#### [Requirement]
Wherever a picture appears in the data below, omit it, and restate everything else word for word.
****************
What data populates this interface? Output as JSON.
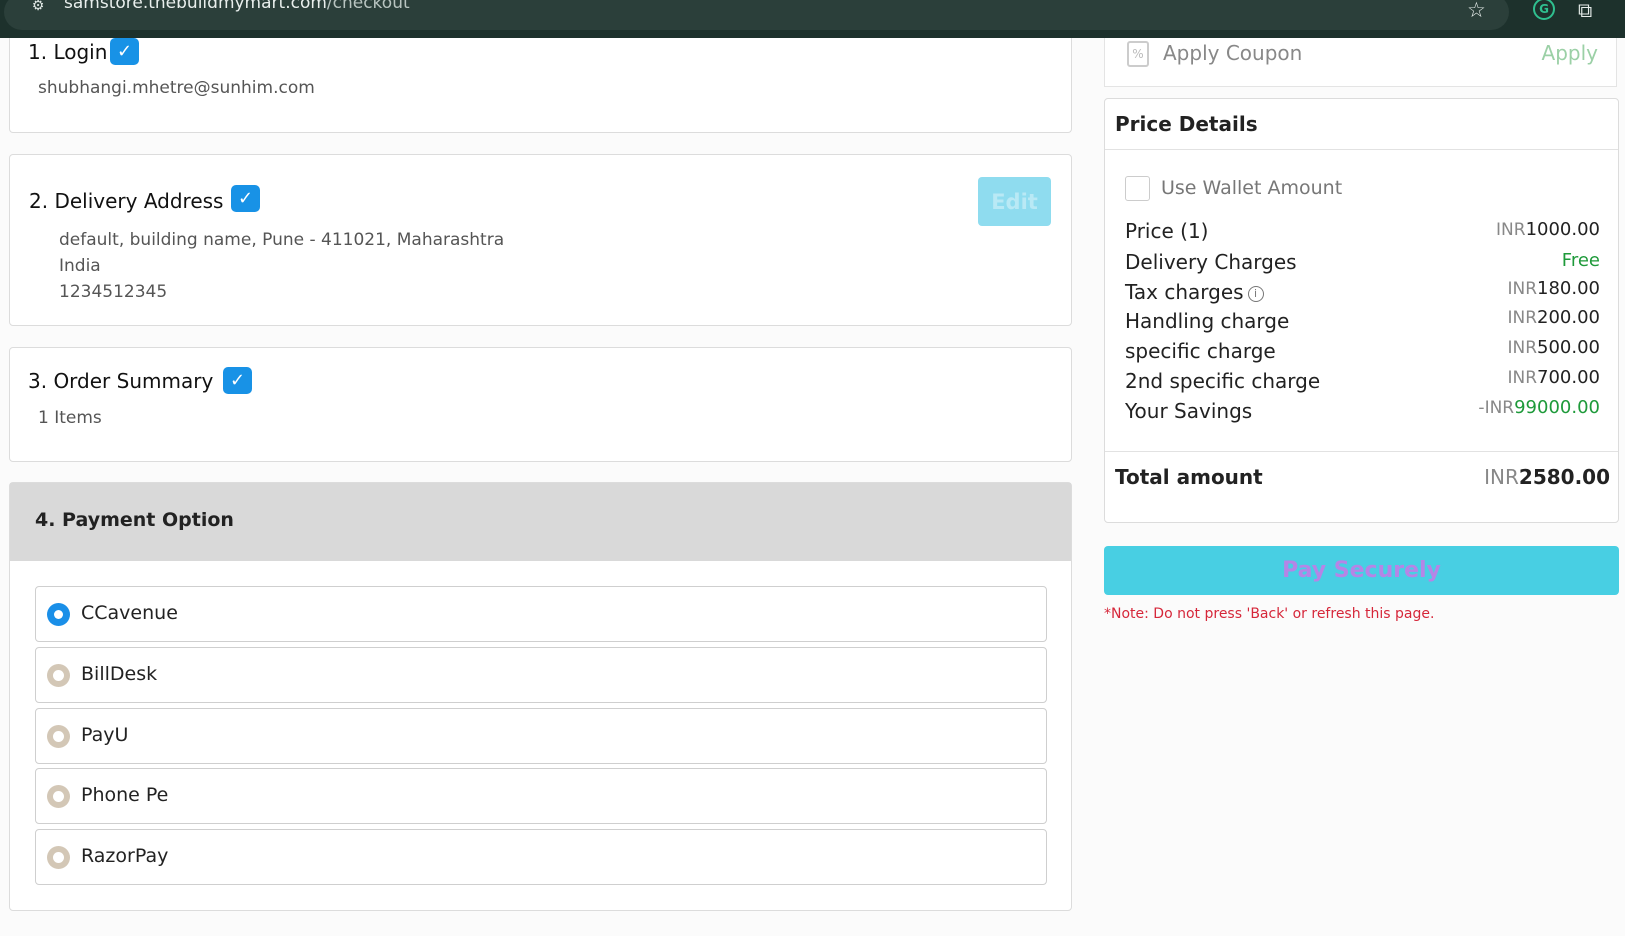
{
  "browser": {
    "url_host": "samstore.thebuildmymart.com",
    "url_path": "/checkout"
  },
  "steps": {
    "login": {
      "title": "1. Login",
      "email": "shubhangi.mhetre@sunhim.com"
    },
    "address": {
      "title": "2. Delivery Address",
      "edit_label": "Edit",
      "line1": "default, building name, Pune - 411021, Maharashtra",
      "line2": "India",
      "phone": "1234512345"
    },
    "summary": {
      "title": "3. Order Summary",
      "items": "1 Items"
    },
    "payment": {
      "title": "4. Payment Option",
      "options": [
        {
          "label": "CCavenue",
          "selected": true
        },
        {
          "label": "BillDesk",
          "selected": false
        },
        {
          "label": "PayU",
          "selected": false
        },
        {
          "label": "Phone Pe",
          "selected": false
        },
        {
          "label": "RazorPay",
          "selected": false
        }
      ]
    }
  },
  "coupon": {
    "label": "Apply Coupon",
    "apply_label": "Apply"
  },
  "price_details": {
    "title": "Price Details",
    "wallet_label": "Use Wallet Amount",
    "rows": [
      {
        "label": "Price (1)",
        "prefix": "",
        "currency": "INR",
        "amount": "1000.00"
      },
      {
        "label": "Delivery Charges",
        "prefix": "",
        "currency": "",
        "amount": "Free"
      },
      {
        "label": "Tax charges",
        "prefix": "",
        "currency": "INR",
        "amount": "180.00"
      },
      {
        "label": "Handling charge",
        "prefix": "",
        "currency": "INR",
        "amount": "200.00"
      },
      {
        "label": "specific charge",
        "prefix": "",
        "currency": "INR",
        "amount": "500.00"
      },
      {
        "label": "2nd specific charge",
        "prefix": "",
        "currency": "INR",
        "amount": "700.00"
      },
      {
        "label": "Your Savings",
        "prefix": "-",
        "currency": "INR",
        "amount": "99000.00"
      }
    ],
    "total_label": "Total amount",
    "total_currency": "INR",
    "total_amount": "2580.00"
  },
  "pay_button": "Pay Securely",
  "note": "*Note: Do not press 'Back' or refresh this page.",
  "colors": {
    "accent_blue": "#1892e6",
    "pay_button": "#48cfe3",
    "green": "#1e9a3a",
    "note_red": "#d6273a"
  }
}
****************
#### [Response]
What data populates this interface? Output as JSON.
{
  "browser": {
    "url_host": "samstore.thebuildmymart.com",
    "url_path": "/checkout"
  },
  "steps": {
    "login": {
      "title": "1. Login",
      "email": "shubhangi.mhetre@sunhim.com"
    },
    "address": {
      "title": "2. Delivery Address",
      "edit_label": "Edit",
      "line1": "default, building name, Pune - 411021, Maharashtra",
      "line2": "India",
      "phone": "1234512345"
    },
    "summary": {
      "title": "3. Order Summary",
      "items": "1 Items"
    },
    "payment": {
      "title": "4. Payment Option",
      "options": [
        {
          "label": "CCavenue",
          "selected": true
        },
        {
          "label": "BillDesk",
          "selected": false
        },
        {
          "label": "PayU",
          "selected": false
        },
        {
          "label": "Phone Pe",
          "selected": false
        },
        {
          "label": "RazorPay",
          "selected": false
        }
      ]
    }
  },
  "coupon": {
    "label": "Apply Coupon",
    "apply_label": "Apply"
  },
  "price_details": {
    "title": "Price Details",
    "wallet_label": "Use Wallet Amount",
    "rows": [
      {
        "label": "Price (1)",
        "prefix": "",
        "currency": "INR",
        "amount": "1000.00"
      },
      {
        "label": "Delivery Charges",
        "prefix": "",
        "currency": "",
        "amount": "Free"
      },
      {
        "label": "Tax charges",
        "prefix": "",
        "currency": "INR",
        "amount": "180.00"
      },
      {
        "label": "Handling charge",
        "prefix": "",
        "currency": "INR",
        "amount": "200.00"
      },
      {
        "label": "specific charge",
        "prefix": "",
        "currency": "INR",
        "amount": "500.00"
      },
      {
        "label": "2nd specific charge",
        "prefix": "",
        "currency": "INR",
        "amount": "700.00"
      },
      {
        "label": "Your Savings",
        "prefix": "-",
        "currency": "INR",
        "amount": "99000.00"
      }
    ],
    "total_label": "Total amount",
    "total_currency": "INR",
    "total_amount": "2580.00"
  },
  "pay_button": "Pay Securely",
  "note": "*Note: Do not press 'Back' or refresh this page.",
  "colors": {
    "accent_blue": "#1892e6",
    "pay_button": "#48cfe3",
    "green": "#1e9a3a",
    "note_red": "#d6273a"
  }
}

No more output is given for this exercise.